What needs to be done: Please report how many lines in the data underneath hold the word "vEthernet", with no other text.

Records for processing:
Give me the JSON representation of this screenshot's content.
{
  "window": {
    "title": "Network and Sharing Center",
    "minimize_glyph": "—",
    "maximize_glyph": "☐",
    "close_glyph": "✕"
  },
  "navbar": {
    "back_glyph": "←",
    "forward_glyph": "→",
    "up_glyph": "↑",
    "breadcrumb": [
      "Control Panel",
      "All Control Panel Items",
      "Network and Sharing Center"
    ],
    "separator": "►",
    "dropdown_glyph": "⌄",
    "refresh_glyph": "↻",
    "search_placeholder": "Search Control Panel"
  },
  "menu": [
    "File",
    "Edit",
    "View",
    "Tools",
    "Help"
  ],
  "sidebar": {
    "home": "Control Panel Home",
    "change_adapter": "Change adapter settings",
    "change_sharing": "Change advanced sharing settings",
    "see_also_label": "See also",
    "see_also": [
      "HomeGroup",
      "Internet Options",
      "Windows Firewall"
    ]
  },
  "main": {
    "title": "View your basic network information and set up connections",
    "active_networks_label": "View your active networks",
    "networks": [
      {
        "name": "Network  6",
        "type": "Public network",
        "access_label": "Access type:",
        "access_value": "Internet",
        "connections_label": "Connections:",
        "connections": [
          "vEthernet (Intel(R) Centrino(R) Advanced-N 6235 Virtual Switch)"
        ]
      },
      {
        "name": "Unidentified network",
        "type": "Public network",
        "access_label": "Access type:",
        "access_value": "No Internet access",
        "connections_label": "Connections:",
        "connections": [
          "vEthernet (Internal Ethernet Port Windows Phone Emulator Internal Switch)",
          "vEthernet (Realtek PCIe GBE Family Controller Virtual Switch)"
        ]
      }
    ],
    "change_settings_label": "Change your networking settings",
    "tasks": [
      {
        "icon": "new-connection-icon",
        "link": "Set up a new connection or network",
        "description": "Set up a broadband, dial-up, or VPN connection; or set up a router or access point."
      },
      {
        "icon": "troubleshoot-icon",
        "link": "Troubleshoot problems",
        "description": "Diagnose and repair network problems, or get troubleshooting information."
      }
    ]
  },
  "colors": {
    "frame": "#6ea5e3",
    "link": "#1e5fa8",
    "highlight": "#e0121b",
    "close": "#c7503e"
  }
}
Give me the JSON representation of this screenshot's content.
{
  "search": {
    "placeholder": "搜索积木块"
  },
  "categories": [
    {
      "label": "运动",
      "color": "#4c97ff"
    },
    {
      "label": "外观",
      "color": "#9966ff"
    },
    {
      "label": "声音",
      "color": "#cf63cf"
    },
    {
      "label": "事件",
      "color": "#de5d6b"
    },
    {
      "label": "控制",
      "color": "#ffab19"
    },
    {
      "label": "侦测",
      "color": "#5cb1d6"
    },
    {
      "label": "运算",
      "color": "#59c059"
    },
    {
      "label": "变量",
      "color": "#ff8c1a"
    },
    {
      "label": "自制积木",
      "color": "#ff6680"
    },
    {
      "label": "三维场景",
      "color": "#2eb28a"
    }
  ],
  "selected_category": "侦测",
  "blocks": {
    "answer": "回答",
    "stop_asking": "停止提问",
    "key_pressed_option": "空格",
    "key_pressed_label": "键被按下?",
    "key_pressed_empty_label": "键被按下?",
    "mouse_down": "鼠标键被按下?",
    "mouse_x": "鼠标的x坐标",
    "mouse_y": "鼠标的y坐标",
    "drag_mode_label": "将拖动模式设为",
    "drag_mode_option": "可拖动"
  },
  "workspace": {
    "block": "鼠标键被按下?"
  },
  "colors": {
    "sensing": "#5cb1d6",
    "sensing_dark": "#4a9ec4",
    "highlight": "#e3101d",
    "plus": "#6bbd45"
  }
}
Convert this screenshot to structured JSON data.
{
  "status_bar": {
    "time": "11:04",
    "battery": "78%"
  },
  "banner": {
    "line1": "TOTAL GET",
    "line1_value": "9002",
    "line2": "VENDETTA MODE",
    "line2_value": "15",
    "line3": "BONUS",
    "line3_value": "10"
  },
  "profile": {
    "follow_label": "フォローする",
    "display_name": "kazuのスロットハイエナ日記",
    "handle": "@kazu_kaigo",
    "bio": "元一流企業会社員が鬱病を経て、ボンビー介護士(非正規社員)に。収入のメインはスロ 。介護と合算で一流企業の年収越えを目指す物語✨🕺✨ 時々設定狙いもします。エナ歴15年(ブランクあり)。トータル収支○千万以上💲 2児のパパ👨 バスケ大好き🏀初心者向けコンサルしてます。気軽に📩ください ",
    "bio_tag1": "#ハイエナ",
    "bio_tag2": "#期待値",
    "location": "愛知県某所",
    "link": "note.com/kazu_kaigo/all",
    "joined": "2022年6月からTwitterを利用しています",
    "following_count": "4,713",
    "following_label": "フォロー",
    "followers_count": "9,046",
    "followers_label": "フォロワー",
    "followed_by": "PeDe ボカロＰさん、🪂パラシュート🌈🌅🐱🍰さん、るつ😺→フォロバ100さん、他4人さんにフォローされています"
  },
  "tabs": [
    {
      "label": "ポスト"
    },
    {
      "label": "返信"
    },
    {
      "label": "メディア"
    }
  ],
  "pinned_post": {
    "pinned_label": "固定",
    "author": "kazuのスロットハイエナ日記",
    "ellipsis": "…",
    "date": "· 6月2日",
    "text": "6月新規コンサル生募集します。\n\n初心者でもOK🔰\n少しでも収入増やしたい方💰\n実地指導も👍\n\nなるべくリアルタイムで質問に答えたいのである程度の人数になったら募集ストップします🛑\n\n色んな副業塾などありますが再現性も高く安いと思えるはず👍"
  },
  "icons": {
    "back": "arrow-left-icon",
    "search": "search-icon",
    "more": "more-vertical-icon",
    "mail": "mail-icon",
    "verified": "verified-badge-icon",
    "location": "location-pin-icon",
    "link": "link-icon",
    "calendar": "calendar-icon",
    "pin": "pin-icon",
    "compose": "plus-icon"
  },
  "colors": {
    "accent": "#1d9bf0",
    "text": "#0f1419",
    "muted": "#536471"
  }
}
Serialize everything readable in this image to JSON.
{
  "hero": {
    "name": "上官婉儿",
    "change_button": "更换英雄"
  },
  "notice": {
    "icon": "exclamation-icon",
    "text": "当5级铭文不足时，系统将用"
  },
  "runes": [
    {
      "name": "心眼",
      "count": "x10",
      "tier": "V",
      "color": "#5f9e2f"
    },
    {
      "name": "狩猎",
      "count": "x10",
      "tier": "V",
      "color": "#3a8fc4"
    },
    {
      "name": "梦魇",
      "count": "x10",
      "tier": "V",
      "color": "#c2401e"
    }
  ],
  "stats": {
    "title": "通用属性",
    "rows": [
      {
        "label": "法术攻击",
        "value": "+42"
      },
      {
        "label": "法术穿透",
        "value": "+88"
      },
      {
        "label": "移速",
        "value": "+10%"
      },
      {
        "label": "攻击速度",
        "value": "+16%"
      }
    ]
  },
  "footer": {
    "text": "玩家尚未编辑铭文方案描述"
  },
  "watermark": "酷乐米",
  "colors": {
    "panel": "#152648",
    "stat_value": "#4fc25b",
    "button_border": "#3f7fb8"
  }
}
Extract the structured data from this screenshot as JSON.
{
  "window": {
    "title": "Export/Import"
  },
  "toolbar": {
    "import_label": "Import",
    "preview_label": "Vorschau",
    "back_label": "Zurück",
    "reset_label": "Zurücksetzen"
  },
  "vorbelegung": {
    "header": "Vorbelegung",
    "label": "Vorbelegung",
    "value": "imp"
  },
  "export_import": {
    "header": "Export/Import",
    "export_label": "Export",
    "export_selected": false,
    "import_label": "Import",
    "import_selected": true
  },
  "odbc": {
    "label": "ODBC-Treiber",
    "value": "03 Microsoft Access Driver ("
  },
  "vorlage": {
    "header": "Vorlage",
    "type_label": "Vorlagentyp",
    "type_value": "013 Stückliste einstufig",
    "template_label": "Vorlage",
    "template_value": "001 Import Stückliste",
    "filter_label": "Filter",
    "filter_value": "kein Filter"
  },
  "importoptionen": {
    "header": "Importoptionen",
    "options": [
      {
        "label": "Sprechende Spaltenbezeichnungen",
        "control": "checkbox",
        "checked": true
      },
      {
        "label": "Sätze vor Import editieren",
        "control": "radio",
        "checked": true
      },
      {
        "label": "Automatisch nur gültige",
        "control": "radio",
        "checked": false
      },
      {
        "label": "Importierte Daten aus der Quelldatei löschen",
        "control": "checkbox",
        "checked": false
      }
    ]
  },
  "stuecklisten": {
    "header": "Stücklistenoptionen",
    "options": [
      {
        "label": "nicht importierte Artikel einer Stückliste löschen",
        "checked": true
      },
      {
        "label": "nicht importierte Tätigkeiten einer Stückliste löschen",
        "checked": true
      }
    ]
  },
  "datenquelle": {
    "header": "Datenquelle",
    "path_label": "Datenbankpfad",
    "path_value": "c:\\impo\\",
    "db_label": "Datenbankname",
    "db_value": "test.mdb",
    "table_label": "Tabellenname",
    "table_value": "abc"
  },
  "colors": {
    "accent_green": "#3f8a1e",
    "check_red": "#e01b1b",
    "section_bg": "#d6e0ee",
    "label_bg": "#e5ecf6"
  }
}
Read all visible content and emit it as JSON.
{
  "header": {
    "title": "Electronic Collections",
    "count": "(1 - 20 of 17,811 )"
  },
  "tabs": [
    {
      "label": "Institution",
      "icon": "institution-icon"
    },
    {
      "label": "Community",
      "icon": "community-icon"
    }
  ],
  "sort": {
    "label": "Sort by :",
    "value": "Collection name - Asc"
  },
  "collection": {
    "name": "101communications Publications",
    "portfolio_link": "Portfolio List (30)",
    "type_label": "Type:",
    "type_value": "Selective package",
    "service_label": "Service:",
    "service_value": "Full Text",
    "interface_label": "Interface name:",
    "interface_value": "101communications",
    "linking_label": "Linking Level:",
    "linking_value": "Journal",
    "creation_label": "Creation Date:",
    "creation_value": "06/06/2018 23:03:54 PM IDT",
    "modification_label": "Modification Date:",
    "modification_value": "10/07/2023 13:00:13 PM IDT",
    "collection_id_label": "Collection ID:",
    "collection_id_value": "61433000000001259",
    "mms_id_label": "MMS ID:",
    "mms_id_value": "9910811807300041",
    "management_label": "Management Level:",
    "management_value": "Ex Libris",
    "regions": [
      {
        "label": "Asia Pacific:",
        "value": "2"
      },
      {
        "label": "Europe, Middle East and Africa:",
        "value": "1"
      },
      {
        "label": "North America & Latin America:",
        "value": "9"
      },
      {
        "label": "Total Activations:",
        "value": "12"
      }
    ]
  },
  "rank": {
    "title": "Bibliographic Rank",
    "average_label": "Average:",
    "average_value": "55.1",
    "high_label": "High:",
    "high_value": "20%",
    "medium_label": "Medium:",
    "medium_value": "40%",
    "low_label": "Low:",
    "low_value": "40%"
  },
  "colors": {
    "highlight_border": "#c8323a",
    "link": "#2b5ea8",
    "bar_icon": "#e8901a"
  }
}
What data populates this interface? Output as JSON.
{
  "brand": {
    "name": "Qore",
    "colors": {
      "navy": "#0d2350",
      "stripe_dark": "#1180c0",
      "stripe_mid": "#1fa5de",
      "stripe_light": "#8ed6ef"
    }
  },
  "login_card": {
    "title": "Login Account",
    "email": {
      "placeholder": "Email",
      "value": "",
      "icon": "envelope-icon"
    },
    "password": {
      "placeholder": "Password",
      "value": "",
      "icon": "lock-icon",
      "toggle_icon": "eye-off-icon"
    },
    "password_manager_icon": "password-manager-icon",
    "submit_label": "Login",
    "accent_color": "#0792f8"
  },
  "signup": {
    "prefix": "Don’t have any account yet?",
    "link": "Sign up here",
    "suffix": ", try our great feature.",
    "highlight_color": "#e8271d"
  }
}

Task output: 3